Ford Elsaesser, an Idaho attorney who has represented Duluth and numerous other dioceses in bankruptcy proceedings, said the settlement provides the survivors an opportunity for "closure, relief and a sense of accountability," but acknowledged those emotions are "tempered by a feeling of solemnity and sadness that are indelibly part of this process."
"This is the best process to undertake a resolution and make an attempt, as insufficient as it may be, to right the wrongs that were committed against these survivors and their families," Elsaesser told the court.
Anderson noted the agreement includes some important non-monetary provisions. Those include additional protocols for child safety within the diocese and the forthcoming release of files on each of the three dozen priests deemed "credibly accused."
"Each survivor has done something to make this community safer, to make this community cleaner, to make this diocese reckon and to know and take some comfort in the fact that kids will be protected because the survivors made a choice to share their secrets, sometimes held for decades," Anderson said.
He made a point of receiving that commitment from the bishop at Monday's hearing.
"Can you, and do you, pledge to the survivors rigorous attention and enforcement of the non-economic conditions designed to protect kids in the future and expose the past patterns and practices used by the diocese?" Anderson asked.
"Yes, I do," Sirba responded.
Church persists through financial burden
A third-party adjudicator will soon begin the process of evaluating each of the 125 abuse claims and assigning the $39.2 million that has been allocated to a distribution trust.
While insurers are paying the bulk of the sum — more than $30 million — the diocese itself is contributing $8.5 million to the distribution fund, along with paying more than $2 million in various legal and court fees.

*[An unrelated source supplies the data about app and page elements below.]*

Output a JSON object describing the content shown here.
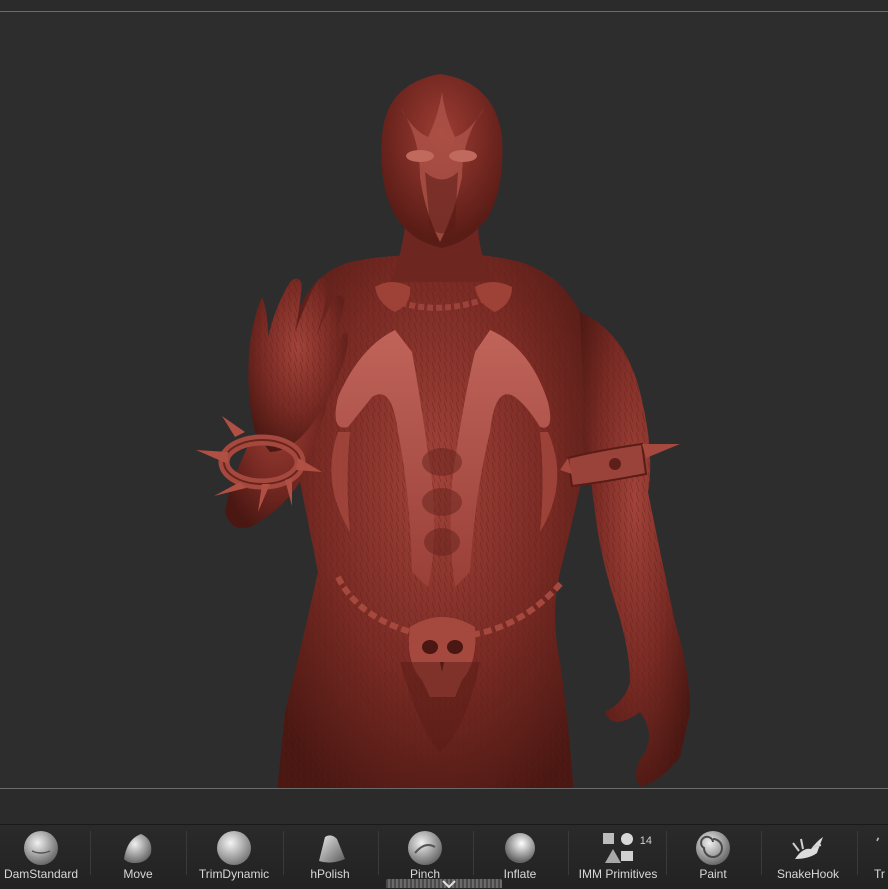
{
  "brush_shelf": {
    "brushes": [
      {
        "label": "DamStandard",
        "icon": "damstandard-brush-icon"
      },
      {
        "label": "Move",
        "icon": "move-brush-icon"
      },
      {
        "label": "TrimDynamic",
        "icon": "trimdynamic-brush-icon"
      },
      {
        "label": "hPolish",
        "icon": "hpolish-brush-icon"
      },
      {
        "label": "Pinch",
        "icon": "pinch-brush-icon"
      },
      {
        "label": "Inflate",
        "icon": "inflate-brush-icon"
      },
      {
        "label": "IMM Primitives",
        "icon": "imm-primitives-brush-icon",
        "count": "14"
      },
      {
        "label": "Paint",
        "icon": "paint-brush-icon"
      },
      {
        "label": "SnakeHook",
        "icon": "snakehook-brush-icon"
      },
      {
        "label": "Tr",
        "icon": "partial-brush-icon"
      }
    ]
  },
  "colors": {
    "background": "#2d2d2d",
    "model_base": "#7a2b24",
    "model_highlight": "#b4534a",
    "model_shadow": "#3e1410",
    "shelf_text": "#d8d8d8"
  }
}
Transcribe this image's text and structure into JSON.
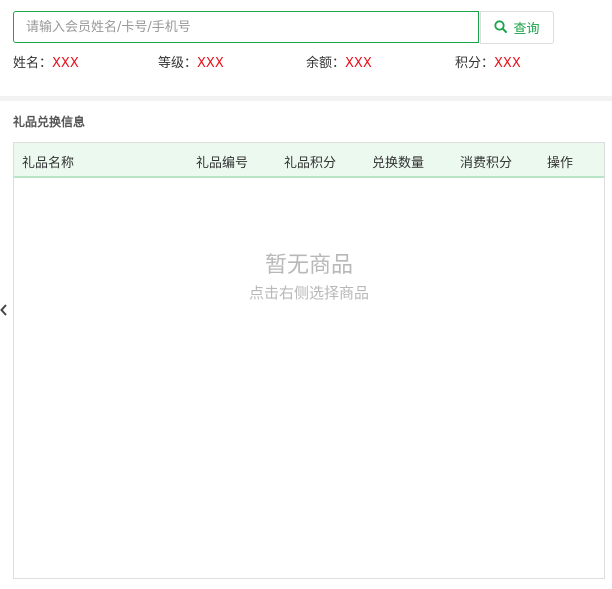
{
  "search": {
    "placeholder": "请输入会员姓名/卡号/手机号",
    "value": "",
    "button_label": "查询",
    "button_icon": "search-icon"
  },
  "member": {
    "name_label": "姓名：",
    "name_value": "XXX",
    "level_label": "等级：",
    "level_value": "XXX",
    "balance_label": "余额：",
    "balance_value": "XXX",
    "points_label": "积分：",
    "points_value": "XXX"
  },
  "section": {
    "title": "礼品兑换信息"
  },
  "table": {
    "columns": [
      "礼品名称",
      "礼品编号",
      "礼品积分",
      "兑换数量",
      "消费积分",
      "操作"
    ],
    "rows": []
  },
  "empty_state": {
    "title": "暂无商品",
    "subtitle": "点击右侧选择商品"
  },
  "sidebar_toggle_icon": "chevron-left-icon",
  "colors": {
    "accent": "#1aa34a",
    "value_red": "#e8101a",
    "header_bg": "#ebf9ef",
    "empty_text": "#b8b8b8"
  }
}
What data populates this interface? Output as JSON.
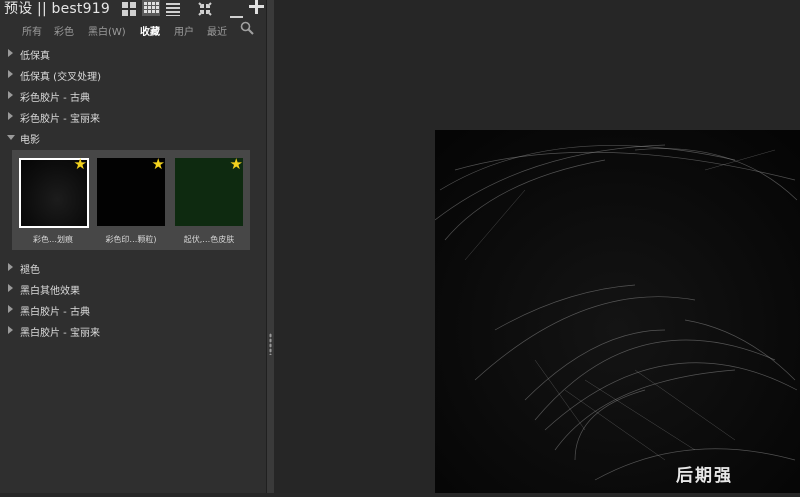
{
  "header": {
    "title": "预设 || best919",
    "grid_large_icon": "grid-large-icon",
    "grid_small_icon": "grid-small-icon",
    "list_icon": "list-icon",
    "collapse_icon": "collapse-icon",
    "remove_icon": "minus-icon",
    "add_icon": "plus-icon"
  },
  "tabs": [
    {
      "label": "所有"
    },
    {
      "label": "彩色"
    },
    {
      "label": "黑白(W)"
    },
    {
      "label": "收藏",
      "active": true
    },
    {
      "label": "用户"
    },
    {
      "label": "最近"
    }
  ],
  "groups_before": [
    {
      "label": "低保真"
    },
    {
      "label": "低保真 (交叉处理)"
    },
    {
      "label": "彩色胶片 - 古典"
    },
    {
      "label": "彩色胶片 - 宝丽来"
    },
    {
      "label": "电影",
      "expanded": true
    }
  ],
  "thumbnails": [
    {
      "caption": "彩色…划痕",
      "selected": true,
      "favorite": true,
      "color": "#0d0d0d"
    },
    {
      "caption": "彩色印…颗粒)",
      "selected": false,
      "favorite": true,
      "color": "#020202"
    },
    {
      "caption": "起伏,…色皮肤",
      "selected": false,
      "favorite": true,
      "color": "#0e2a10"
    }
  ],
  "groups_after": [
    {
      "label": "褪色"
    },
    {
      "label": "黑白其他效果"
    },
    {
      "label": "黑白胶片 - 古典"
    },
    {
      "label": "黑白胶片 - 宝丽来"
    }
  ],
  "watermark": "后期强",
  "colors": {
    "panel_bg": "#2f2f2f",
    "canvas_bg": "#262626",
    "thumb_strip_bg": "#474747",
    "star": "#f3d21e",
    "preview_bg": "#0b0b0b"
  }
}
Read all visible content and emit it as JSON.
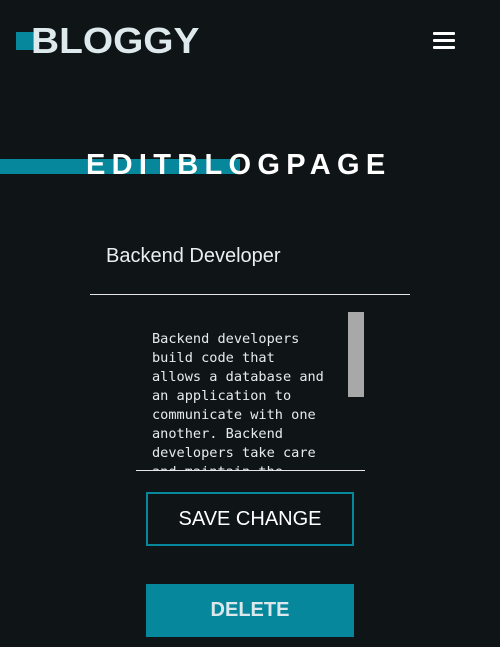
{
  "header": {
    "logo_text": "BLOGGY",
    "menu_icon": "hamburger-menu-icon"
  },
  "page": {
    "title": "EDITBLOGPAGE"
  },
  "form": {
    "title_value": "Backend Developer",
    "content_value": "Backend developers build code that allows a database and an application to communicate with one another. Backend developers take care and maintain the"
  },
  "actions": {
    "save_label": "SAVE CHANGE",
    "delete_label": "DELETE"
  },
  "colors": {
    "background": "#0f1516",
    "accent": "#07879b",
    "text": "#ffffff"
  }
}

Doing so will strain the resources of the diocese and put it in long-term debt, Sirba acknowledged.
The settlement includes nearly $2 million from the diocese's savings and operating budget. All 75 parishes have made voluntary contributions, totaling $2.66 million. Eight Catholic entities, including schools and endowment funds, are voluntarily paying nearly $2 million. Individual priests also have chipped in a combined $70,000.
Meanwhile, Sirba has moved into a parish rectory as the diocese announced a $500,000 sale of the bishop's residence — one of the few pieces of land the diocese itself owns.

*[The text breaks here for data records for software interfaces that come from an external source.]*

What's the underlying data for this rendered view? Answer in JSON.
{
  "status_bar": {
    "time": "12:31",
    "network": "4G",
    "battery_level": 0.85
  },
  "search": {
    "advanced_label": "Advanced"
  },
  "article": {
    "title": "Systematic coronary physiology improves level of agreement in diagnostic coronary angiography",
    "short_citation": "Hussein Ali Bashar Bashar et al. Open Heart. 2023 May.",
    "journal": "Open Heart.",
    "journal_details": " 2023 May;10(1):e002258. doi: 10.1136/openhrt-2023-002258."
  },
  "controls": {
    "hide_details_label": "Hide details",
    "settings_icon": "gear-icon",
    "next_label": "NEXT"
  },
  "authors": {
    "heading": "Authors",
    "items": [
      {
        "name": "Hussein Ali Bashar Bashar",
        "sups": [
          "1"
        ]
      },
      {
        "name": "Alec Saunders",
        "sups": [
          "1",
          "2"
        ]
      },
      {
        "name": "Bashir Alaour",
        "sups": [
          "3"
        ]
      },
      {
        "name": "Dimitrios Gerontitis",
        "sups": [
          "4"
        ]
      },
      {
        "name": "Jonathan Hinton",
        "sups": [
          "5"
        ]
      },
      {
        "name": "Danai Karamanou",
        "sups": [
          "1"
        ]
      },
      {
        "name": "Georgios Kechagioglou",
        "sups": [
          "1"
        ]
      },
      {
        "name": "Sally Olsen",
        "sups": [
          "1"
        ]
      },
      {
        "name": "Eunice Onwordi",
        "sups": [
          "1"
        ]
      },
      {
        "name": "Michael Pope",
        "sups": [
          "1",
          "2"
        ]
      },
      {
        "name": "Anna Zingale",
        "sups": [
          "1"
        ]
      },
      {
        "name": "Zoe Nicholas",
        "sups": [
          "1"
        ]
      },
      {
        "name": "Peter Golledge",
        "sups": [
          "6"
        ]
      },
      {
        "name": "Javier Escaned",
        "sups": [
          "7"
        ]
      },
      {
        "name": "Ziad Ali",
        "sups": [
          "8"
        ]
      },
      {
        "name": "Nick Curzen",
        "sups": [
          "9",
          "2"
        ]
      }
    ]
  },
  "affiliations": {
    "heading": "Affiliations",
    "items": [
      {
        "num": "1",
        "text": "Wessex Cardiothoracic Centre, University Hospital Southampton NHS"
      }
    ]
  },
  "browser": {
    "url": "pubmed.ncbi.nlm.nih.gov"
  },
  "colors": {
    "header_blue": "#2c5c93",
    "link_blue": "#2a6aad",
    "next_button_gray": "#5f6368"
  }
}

The remaining sum will be covered by a $4.17 million loan from the Seminarian Endowment Fund — a debt that will be repaid at 4% interest over the next 20 years.
"As Catholics, we believe that we share a communion, a unity, in Jesus, and within that, when one person among us suffers we all suffer, and when one sins, we are all wounded by it," Sirba said. "My invitation for the Catholic faithful is to think of these events in that light. Even if we have not been abused ourselves, we have a share in the suffering of those who did."

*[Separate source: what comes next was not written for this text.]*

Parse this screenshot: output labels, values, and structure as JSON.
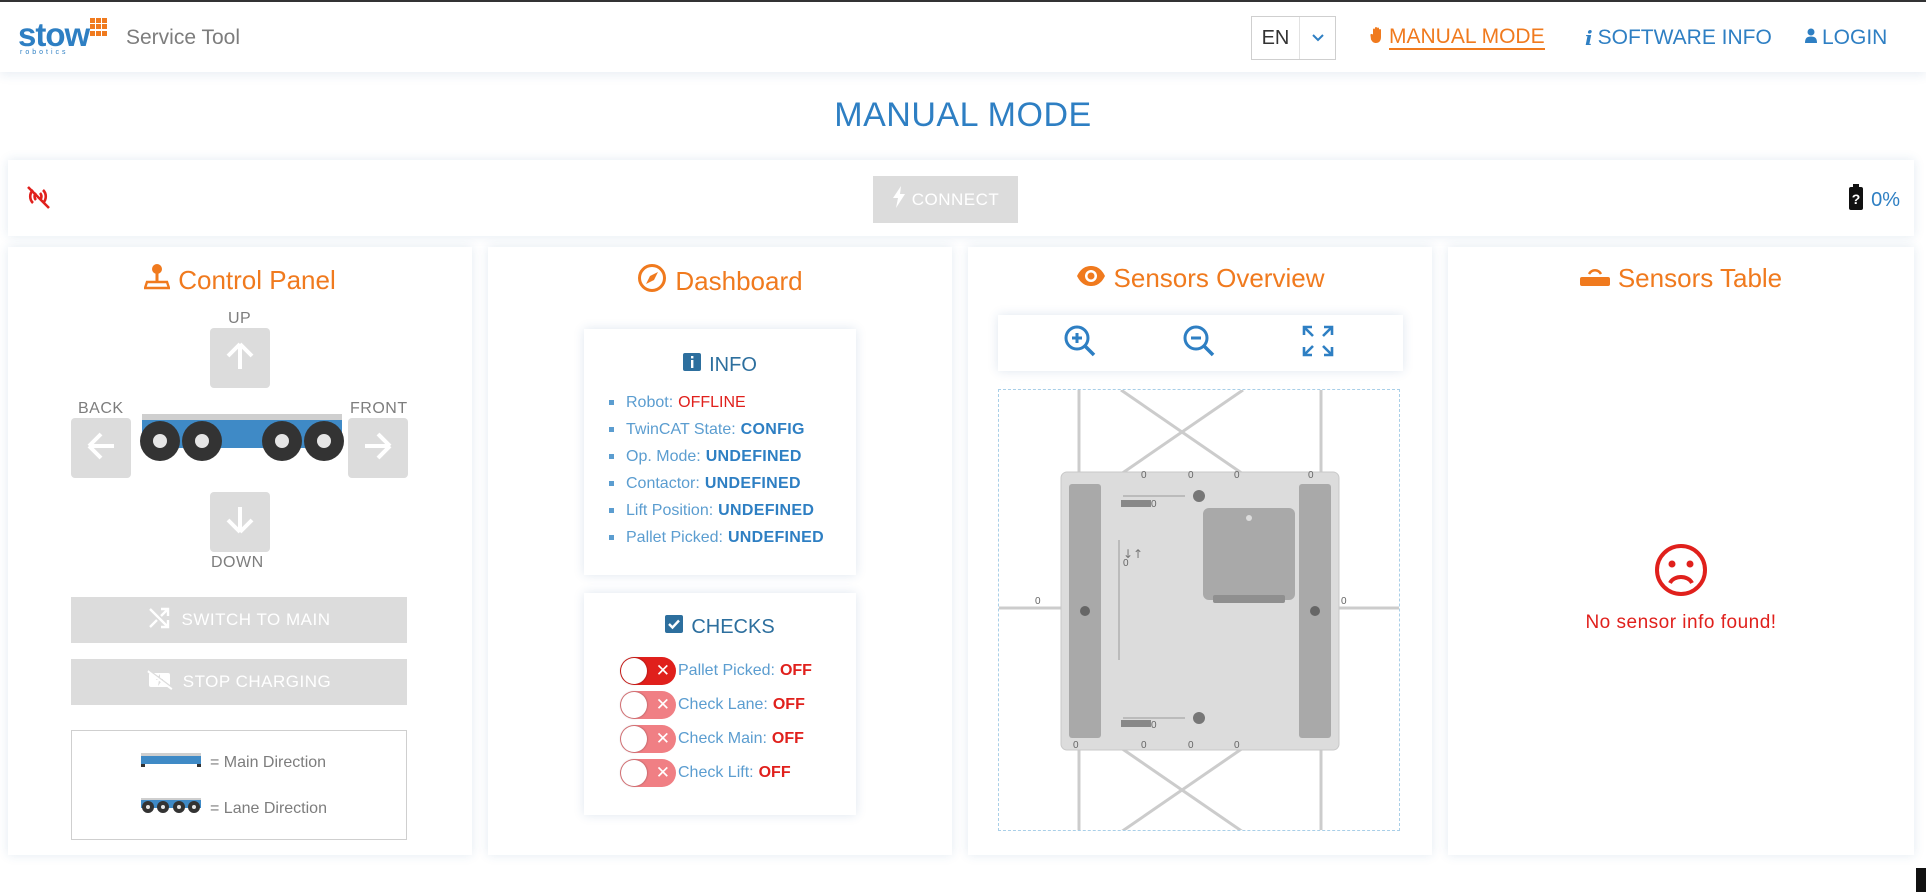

Despite the financial hardships, Sirba said the work of the church will continue.
"The mission for the church here in Duluth remains what it has always been, and it’s a hopeful and essential one: holiness and faithfulness to Jesus and bringing the joy of His friendship to our part of the world, making Him known and loved in Northeastern Minnesota, and being ministers of His mercy, which is His love where people are hurting," the bishop said.
Above all else, Anderson said the settlement provided vindication for all the survivors who endured years of struggle.
"It has been long and hard," he said, "and there is no end to that struggle today."